§ **Problem details**: Go through the listing below. Copy each line that has the string "into".

§ **Data excerpts**:
──────────────────────────────

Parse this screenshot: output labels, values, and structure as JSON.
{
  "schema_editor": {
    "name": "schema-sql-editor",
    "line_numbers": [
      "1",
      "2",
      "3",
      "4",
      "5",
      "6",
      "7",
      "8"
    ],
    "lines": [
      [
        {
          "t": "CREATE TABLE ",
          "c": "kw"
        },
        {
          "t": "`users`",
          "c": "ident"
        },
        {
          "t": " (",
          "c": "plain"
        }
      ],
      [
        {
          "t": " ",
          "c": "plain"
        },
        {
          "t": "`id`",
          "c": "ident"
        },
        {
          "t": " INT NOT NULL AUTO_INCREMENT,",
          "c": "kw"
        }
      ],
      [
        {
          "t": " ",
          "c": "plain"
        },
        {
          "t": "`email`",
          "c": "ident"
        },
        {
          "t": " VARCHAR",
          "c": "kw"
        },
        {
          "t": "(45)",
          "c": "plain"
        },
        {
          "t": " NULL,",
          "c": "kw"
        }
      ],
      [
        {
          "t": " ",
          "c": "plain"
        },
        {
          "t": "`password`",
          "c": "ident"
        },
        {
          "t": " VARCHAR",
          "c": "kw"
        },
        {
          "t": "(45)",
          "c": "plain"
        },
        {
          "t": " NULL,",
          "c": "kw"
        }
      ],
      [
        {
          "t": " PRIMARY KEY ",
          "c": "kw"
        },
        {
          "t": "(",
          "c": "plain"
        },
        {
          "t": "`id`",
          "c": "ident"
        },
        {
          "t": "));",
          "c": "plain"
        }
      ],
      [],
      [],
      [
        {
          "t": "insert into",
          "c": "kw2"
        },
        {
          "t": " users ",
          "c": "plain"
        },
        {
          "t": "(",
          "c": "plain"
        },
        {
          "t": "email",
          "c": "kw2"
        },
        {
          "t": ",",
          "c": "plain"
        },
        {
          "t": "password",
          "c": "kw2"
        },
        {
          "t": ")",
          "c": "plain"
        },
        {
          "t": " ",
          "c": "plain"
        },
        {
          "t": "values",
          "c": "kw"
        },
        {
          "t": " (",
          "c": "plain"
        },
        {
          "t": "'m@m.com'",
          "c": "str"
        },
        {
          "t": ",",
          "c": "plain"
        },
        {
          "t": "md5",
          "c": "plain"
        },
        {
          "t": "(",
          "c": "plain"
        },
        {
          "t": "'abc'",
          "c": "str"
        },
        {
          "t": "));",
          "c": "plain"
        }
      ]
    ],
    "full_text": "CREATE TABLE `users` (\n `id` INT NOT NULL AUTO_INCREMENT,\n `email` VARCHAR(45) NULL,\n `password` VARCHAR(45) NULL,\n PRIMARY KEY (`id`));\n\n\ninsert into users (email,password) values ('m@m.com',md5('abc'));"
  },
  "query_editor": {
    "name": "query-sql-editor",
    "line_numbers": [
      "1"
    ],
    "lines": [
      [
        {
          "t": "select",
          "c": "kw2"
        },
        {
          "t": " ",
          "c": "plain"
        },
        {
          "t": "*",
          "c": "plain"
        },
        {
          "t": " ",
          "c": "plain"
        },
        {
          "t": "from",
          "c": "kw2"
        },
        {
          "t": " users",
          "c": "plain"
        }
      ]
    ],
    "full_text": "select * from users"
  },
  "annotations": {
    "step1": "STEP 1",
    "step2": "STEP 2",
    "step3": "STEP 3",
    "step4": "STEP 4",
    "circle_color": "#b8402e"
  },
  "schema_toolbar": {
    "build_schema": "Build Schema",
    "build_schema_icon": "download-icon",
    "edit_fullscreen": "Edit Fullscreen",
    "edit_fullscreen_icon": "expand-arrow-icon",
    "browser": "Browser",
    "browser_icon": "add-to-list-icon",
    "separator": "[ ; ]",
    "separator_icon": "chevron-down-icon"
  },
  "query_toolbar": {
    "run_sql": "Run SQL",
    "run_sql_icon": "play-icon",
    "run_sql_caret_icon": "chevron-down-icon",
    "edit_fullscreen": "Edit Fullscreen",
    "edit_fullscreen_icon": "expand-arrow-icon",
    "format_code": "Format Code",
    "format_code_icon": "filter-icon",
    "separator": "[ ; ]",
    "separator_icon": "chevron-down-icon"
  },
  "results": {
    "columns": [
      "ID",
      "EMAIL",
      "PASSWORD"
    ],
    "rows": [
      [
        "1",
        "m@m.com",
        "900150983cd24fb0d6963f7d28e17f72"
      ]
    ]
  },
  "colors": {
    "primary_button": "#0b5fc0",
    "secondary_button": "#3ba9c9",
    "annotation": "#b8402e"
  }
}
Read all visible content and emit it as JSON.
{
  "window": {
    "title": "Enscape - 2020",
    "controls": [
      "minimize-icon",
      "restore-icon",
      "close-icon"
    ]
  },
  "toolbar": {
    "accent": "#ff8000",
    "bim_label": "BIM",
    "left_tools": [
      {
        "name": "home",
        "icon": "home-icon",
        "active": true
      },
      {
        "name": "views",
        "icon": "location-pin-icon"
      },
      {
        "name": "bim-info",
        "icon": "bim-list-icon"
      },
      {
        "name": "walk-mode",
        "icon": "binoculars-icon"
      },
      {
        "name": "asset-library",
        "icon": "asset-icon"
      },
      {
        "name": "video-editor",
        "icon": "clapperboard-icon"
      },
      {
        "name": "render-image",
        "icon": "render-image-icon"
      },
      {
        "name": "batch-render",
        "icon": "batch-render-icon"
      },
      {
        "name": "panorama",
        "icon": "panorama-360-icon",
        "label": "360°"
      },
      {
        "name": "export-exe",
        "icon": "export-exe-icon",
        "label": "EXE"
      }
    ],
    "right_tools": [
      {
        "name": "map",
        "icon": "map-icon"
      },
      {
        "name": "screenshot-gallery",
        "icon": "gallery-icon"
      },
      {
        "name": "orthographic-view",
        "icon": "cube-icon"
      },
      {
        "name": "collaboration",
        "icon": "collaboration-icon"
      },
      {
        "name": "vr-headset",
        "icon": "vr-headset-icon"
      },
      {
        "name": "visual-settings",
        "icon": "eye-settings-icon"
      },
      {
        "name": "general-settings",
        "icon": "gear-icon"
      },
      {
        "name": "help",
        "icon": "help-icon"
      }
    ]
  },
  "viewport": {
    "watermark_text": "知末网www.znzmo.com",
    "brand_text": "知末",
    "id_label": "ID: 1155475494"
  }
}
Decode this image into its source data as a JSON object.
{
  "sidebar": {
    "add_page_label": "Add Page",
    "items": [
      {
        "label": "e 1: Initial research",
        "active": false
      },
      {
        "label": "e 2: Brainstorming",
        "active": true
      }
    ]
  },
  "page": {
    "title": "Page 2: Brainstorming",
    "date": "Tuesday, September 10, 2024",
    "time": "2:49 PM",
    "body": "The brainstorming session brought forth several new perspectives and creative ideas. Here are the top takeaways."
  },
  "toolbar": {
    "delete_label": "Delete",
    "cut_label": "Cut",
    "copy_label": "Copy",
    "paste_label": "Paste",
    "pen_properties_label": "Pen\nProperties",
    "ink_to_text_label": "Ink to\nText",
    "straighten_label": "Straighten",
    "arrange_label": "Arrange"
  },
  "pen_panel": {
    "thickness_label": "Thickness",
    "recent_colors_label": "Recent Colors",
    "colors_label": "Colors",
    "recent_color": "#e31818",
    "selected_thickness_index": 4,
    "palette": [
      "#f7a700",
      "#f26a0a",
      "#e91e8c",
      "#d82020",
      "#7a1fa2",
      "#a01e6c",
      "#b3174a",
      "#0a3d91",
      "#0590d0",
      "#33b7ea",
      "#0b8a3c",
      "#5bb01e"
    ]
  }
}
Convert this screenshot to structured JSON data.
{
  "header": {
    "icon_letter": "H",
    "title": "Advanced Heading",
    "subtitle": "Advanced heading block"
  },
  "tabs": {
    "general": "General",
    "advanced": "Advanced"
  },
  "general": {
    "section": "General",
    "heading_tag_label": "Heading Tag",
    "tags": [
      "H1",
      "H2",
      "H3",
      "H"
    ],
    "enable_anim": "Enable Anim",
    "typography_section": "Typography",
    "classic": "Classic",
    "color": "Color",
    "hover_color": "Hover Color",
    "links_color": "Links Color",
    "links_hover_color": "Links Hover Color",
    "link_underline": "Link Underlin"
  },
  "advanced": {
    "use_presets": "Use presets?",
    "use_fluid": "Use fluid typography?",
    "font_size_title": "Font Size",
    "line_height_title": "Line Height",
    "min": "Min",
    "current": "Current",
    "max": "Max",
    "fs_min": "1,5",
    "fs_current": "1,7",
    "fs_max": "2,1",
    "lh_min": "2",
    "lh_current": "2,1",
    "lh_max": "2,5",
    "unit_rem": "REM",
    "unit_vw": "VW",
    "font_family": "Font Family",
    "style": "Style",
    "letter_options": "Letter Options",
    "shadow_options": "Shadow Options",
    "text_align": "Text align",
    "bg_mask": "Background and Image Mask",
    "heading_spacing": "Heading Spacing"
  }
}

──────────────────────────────

§ **Expected output**:
          "t": "insert into",
    "full_text": "CREATE TABLE `users` (\n `id` INT NOT NULL AUTO_INCREMENT,\n `email` VARCHAR(45) NULL,\n `password` VARCHAR(45) NULL,\n PRIMARY KEY (`id`));\n\n\ninsert into users (email,password) values ('m@m.com',md5('abc'));"
Decode this image into its source data as a JSON object.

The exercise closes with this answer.